Areas of Work
From being the trusted voice on U.S.- Iran relations, to pushing forth legislation that protects individuals of Iranian heritage from systematic discrimination, to celebrating our cultural heritage, NIAC creates a lasting impact in the lives of the members of our community.
Advancing Peace & Diplomacy
Support Our Work
NIAC is funded by the Iranian-American community and prominent American foundations. NIAC does not receive funds from the United States government nor from the Iranian government.
Contributions made to NIAC are 100% tax-deductible. Contributions made to NIAC Action are not tax-deductible.
The sad truth is that sanctions are reflexively imposed on adversaries and competitors with little to no regard for their harsh humanitarian impacts or whether they are advancing U.S. interests. For Iran, it has long been apparent that sanctions have done little to advance U.S. interests while impoverishing ordinary citizens and depriving them of basic care. Yet, there is no institutional mechanism to examine these policies to determine their effectiveness and their broad and harmful humanitarian impacts.
There are a number of incredible organizations that are currently working to assist Afghan refugees as they resettle in the United States.
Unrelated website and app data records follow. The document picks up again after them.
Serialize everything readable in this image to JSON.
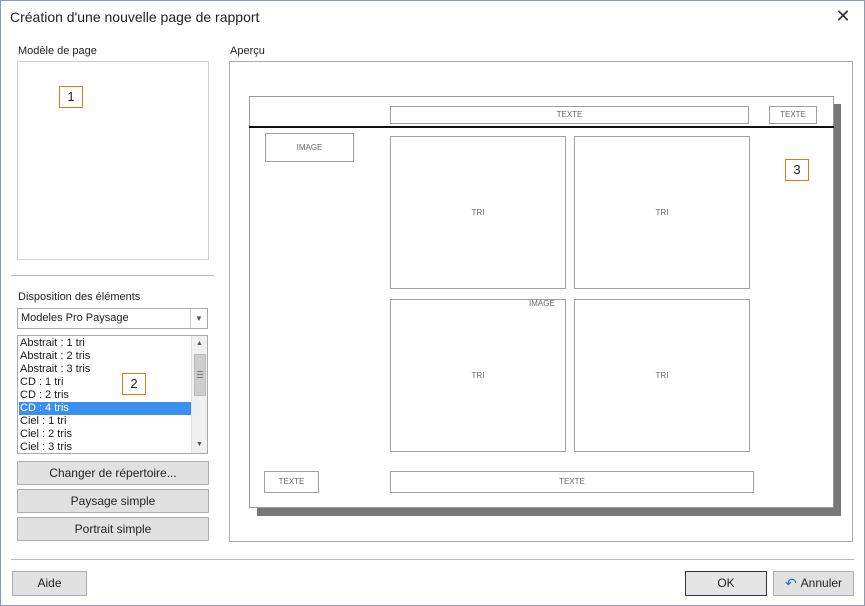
{
  "window": {
    "title": "Création d'une nouvelle page de rapport",
    "close_icon": "close-icon"
  },
  "left": {
    "model_label": "Modèle de page",
    "marker1": "1",
    "layout_label": "Disposition des éléments",
    "select_value": "Modeles Pro Paysage",
    "list_items": [
      "Abstrait : 1 tri",
      "Abstrait : 2 tris",
      "Abstrait : 3 tris",
      "CD : 1 tri",
      "CD : 2 tris",
      "CD : 4 tris",
      "Ciel : 1 tri",
      "Ciel : 2 tris",
      "Ciel : 3 tris"
    ],
    "selected_index": 5,
    "marker2": "2",
    "btn_change_dir": "Changer de répertoire...",
    "btn_landscape": "Paysage simple",
    "btn_portrait": "Portrait simple"
  },
  "preview": {
    "label": "Aperçu",
    "marker3": "3",
    "header_text_center": "TEXTE",
    "header_text_right": "TEXTE",
    "image_top": "IMAGE",
    "tri_1": "TRI",
    "tri_2": "TRI",
    "tri_3": "TRI",
    "tri_4": "TRI",
    "image_inner": "IMAGE",
    "footer_text_left": "TEXTE",
    "footer_text_center": "TEXTE"
  },
  "footer": {
    "help_label": "Aide",
    "ok_label": "OK",
    "cancel_label": "Annuler",
    "cancel_icon": "undo-icon"
  }
}
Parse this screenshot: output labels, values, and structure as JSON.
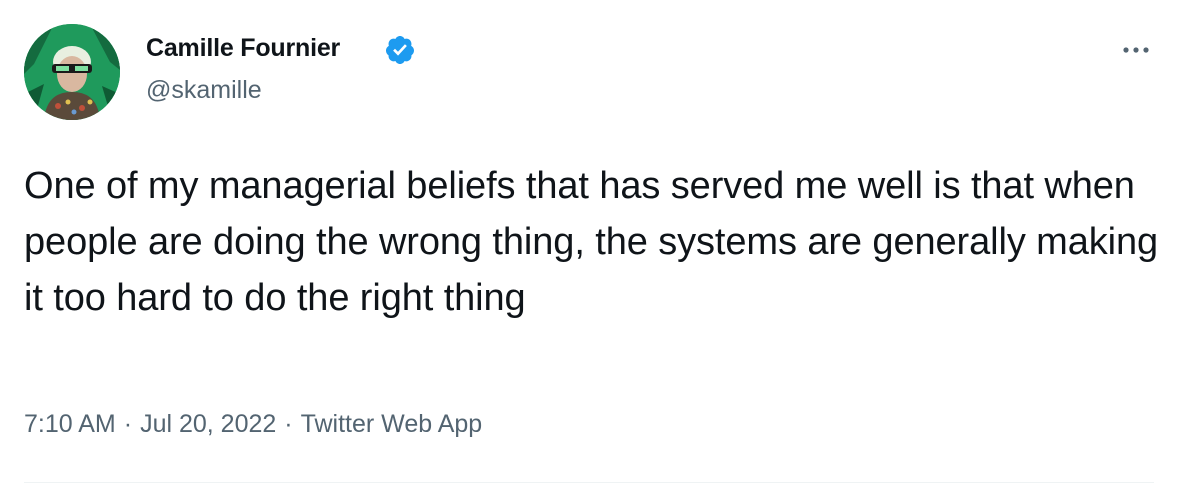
{
  "author": {
    "display_name": "Camille Fournier",
    "handle": "@skamille",
    "verified": true
  },
  "tweet": {
    "text": "One of my managerial beliefs that has served me well is that when people are doing the wrong thing, the systems are generally making it too hard to do the right thing",
    "time": "7:10 AM",
    "date": "Jul 20, 2022",
    "source": "Twitter Web App",
    "separator": "·"
  },
  "icons": {
    "verified": "verified-badge-icon",
    "more": "more-options-icon"
  },
  "colors": {
    "text_primary": "#0f1419",
    "text_secondary": "#536471",
    "verified_blue": "#1d9bf0",
    "divider": "#eff3f4"
  }
}
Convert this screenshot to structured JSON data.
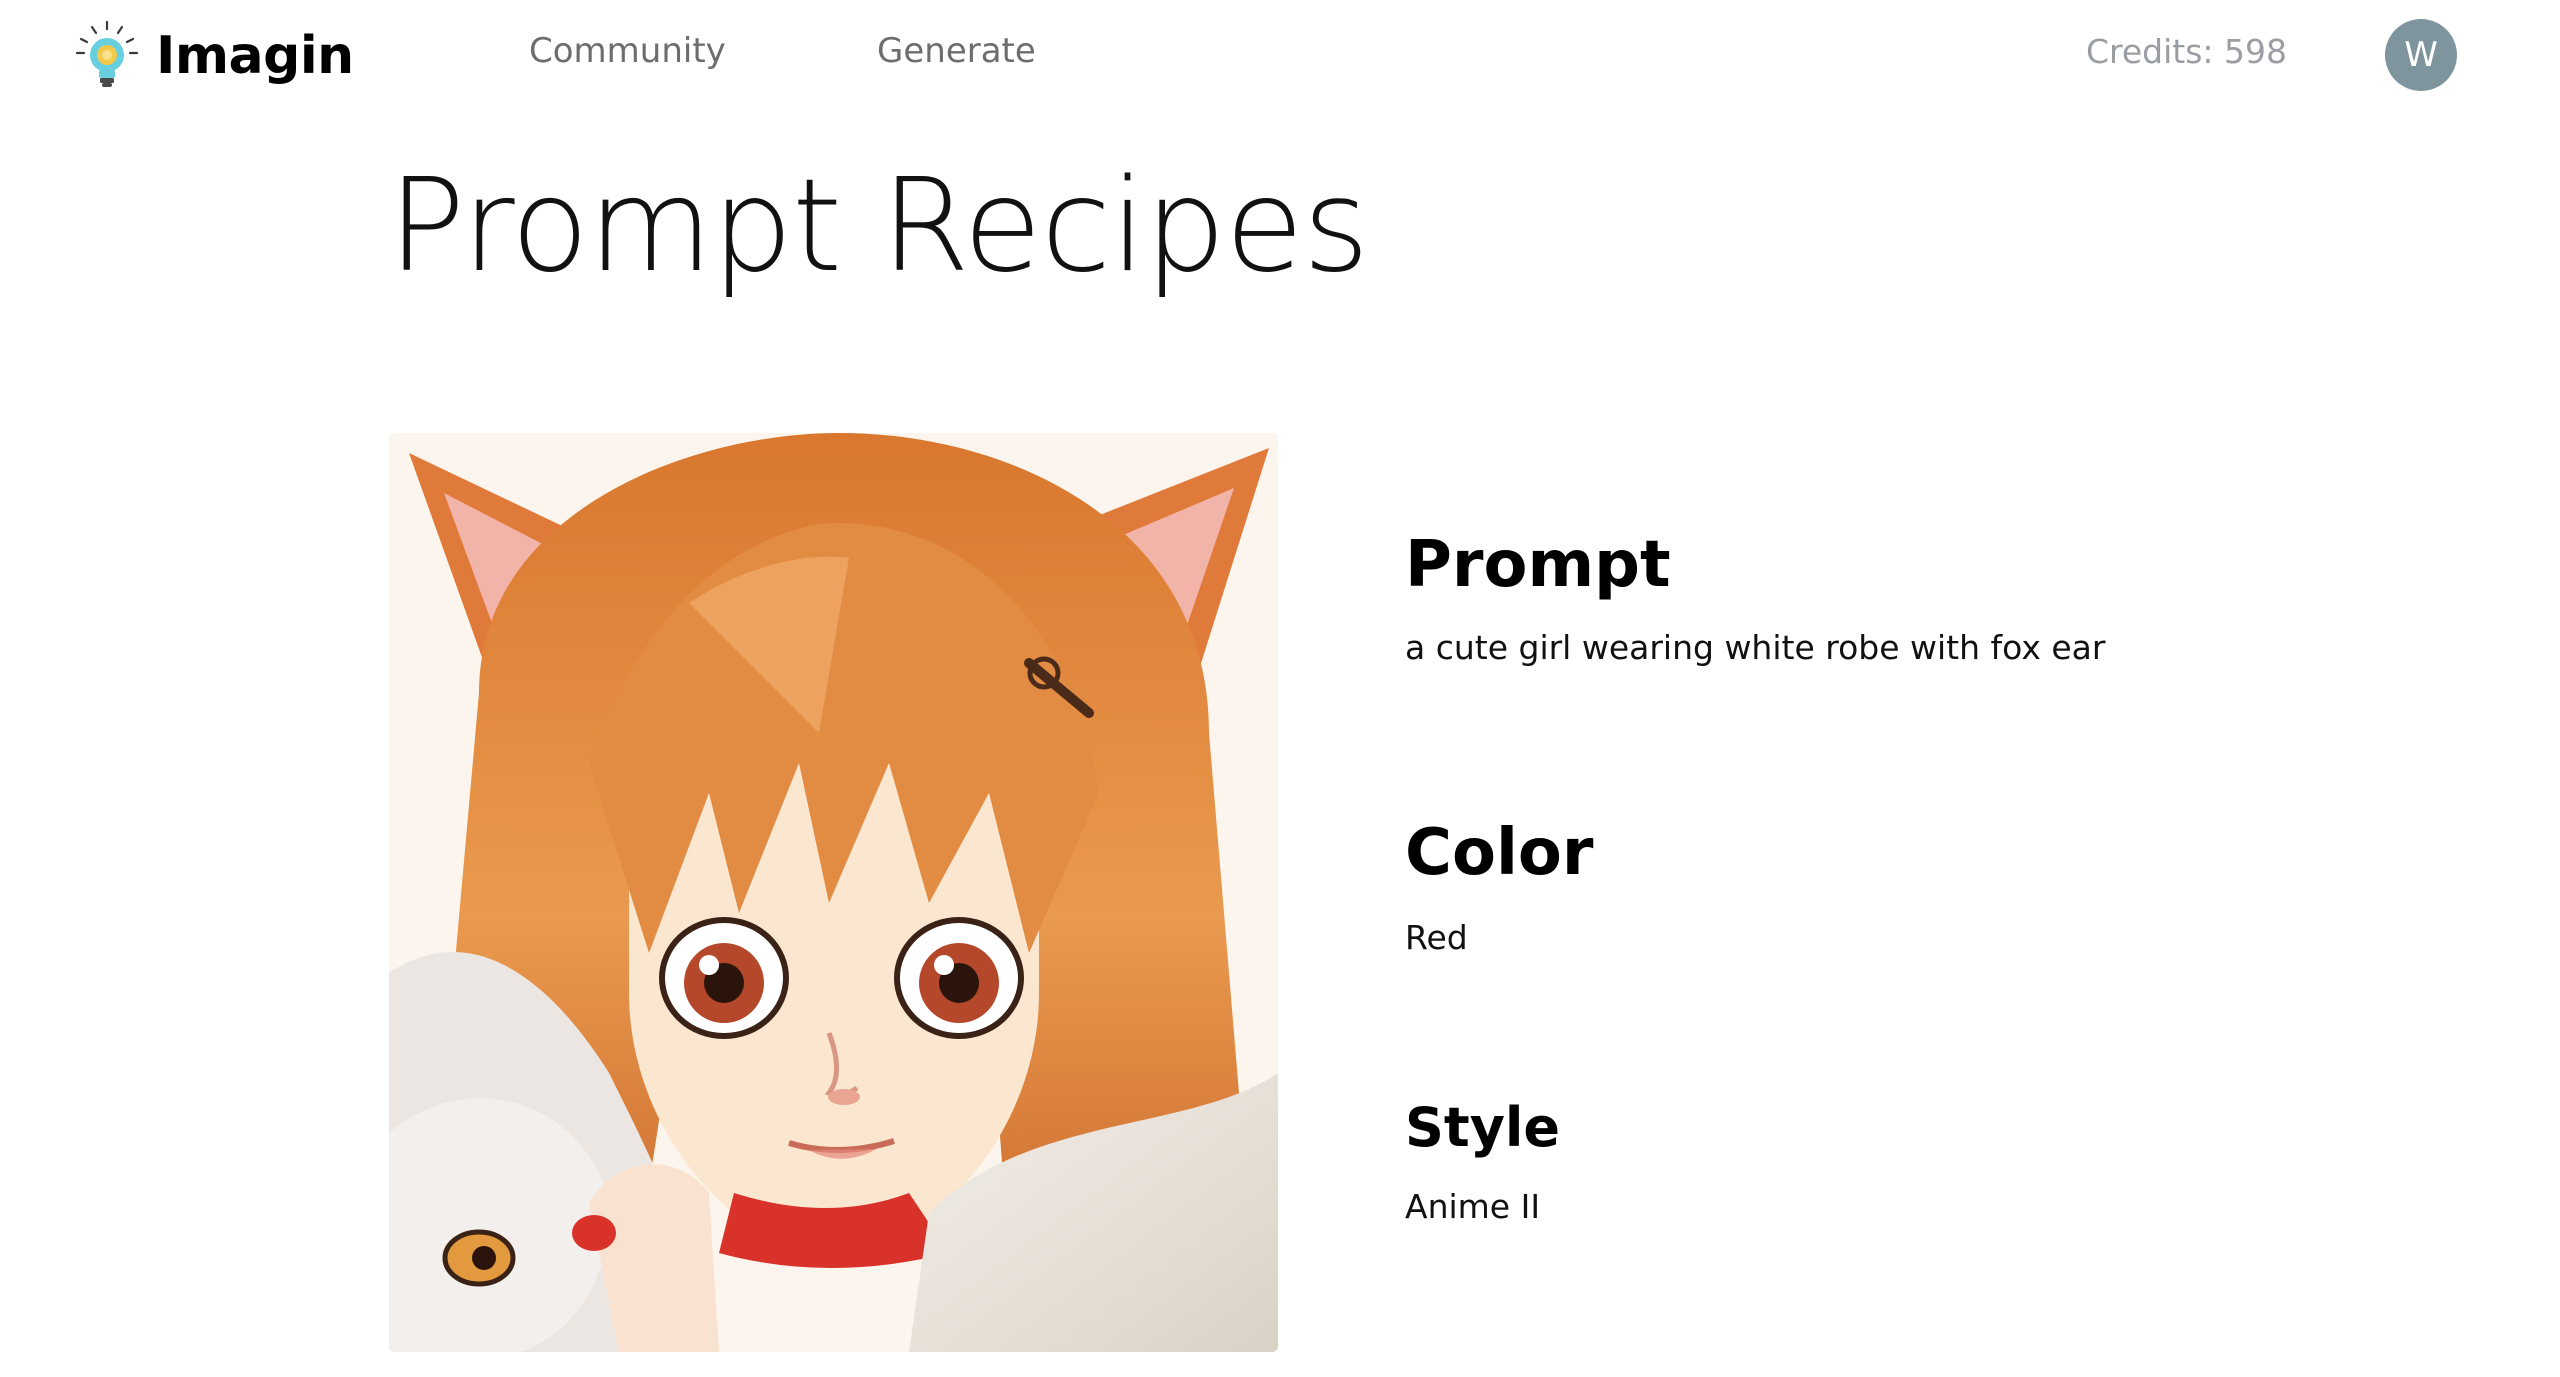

Our community can best help during this time by providing the assistance and resources these organizations need to continue doing their work, whether it is through volunteering our time or by donating. Check out our non-comprehensive list of organizations to support.
The National Iranian American Council signed on to a joint memo calling for an end to policies that unjustly surveil, profile and criminalize Black, African, Arab, Middle Eastern, Muslim, and South Asian (BAMEMSA) communities under the justification of the “Global War on Terror.”
As a tool for widespread communication and sharing across borders, Iranian authorities have long tried to control and censor internet access for Iranian citizens. However, a new Android app, Nahoft, seeks to give Iranians a tool that could allow them to communicate freely as the state tightens its grip on internet control, surveillance, and censorship. The encryption app’s name fittingly means “hidden” in Persian. It was recently released on Google Play by United for Iran, a human rights and civil liberties group based in San Francisco.
One of the most recent targets of Iranian authorities is journalist and labor activist, Amir-Abbas Azarmvand, who was arrested on September 1st by security agents. Azarmvand has had run-ins with Iranian security forces in the past, for his participation in labor strikes in protest in December of 2018. As a financial journalist, Azarmvand reports on matters such as poverty, the condition of Iranian workers, and labor strikes and protests. According to reports, Azarmvand is being charged with the all too familiar and vague allegation often employed by Iranian authorities to go after activists: “propaganda against the state.”
Iran has said it will return to the Vienna negotiations this week, amid diplomatic momentum building at the UN General Assembly. In Iran, rapper Toumaj Salehi was released from prison while another prisoner died under suspicious circumstances. Iran has also been accepted into the Shanghai Cooperation Council.
A rapper in Isfahan has been arrested after releasing songs critical of the government. Iran has also reached a new agreement with the IAEA that keeps hopes for a JCPOA return alive. Meanwhile, several key foreign ministry officials have been replaced, while the Foreign Ministry says there are no redlines to COVD vaccine imports.